▸ **DIRECTIONS FOR THIS TASK**: Keep only the lines that hold the string "isPlaying", filtering out the rest of the entries below.

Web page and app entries

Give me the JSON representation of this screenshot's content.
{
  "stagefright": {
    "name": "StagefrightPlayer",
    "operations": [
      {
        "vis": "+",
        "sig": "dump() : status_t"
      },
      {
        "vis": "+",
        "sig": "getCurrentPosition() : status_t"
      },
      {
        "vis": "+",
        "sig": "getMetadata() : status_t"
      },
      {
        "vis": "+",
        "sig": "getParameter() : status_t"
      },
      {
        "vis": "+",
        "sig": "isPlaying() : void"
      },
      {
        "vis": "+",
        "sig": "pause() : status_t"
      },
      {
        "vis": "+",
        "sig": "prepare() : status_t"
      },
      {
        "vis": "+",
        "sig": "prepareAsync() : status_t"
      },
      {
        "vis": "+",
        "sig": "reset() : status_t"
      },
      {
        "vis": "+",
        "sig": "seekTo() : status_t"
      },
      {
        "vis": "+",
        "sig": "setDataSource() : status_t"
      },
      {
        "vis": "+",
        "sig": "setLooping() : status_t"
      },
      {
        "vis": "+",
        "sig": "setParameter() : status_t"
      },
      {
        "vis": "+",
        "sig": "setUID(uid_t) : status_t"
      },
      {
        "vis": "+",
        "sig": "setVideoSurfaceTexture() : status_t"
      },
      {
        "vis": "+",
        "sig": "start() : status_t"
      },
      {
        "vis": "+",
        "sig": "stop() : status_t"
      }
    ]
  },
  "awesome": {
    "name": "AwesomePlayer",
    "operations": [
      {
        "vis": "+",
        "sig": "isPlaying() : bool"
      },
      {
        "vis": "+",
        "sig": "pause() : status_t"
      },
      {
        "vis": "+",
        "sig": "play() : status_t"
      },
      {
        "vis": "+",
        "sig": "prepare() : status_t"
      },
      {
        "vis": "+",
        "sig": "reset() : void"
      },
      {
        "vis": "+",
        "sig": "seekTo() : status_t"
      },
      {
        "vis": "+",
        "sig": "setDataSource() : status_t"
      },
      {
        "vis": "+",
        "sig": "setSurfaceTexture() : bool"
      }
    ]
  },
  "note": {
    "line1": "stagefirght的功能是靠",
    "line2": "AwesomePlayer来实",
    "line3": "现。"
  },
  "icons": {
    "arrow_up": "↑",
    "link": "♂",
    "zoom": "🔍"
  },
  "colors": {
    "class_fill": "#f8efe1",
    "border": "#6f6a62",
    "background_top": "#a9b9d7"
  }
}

▸ **EXERCISE OUTPUT**:
        "sig": "isPlaying() : void"
        "sig": "isPlaying() : bool"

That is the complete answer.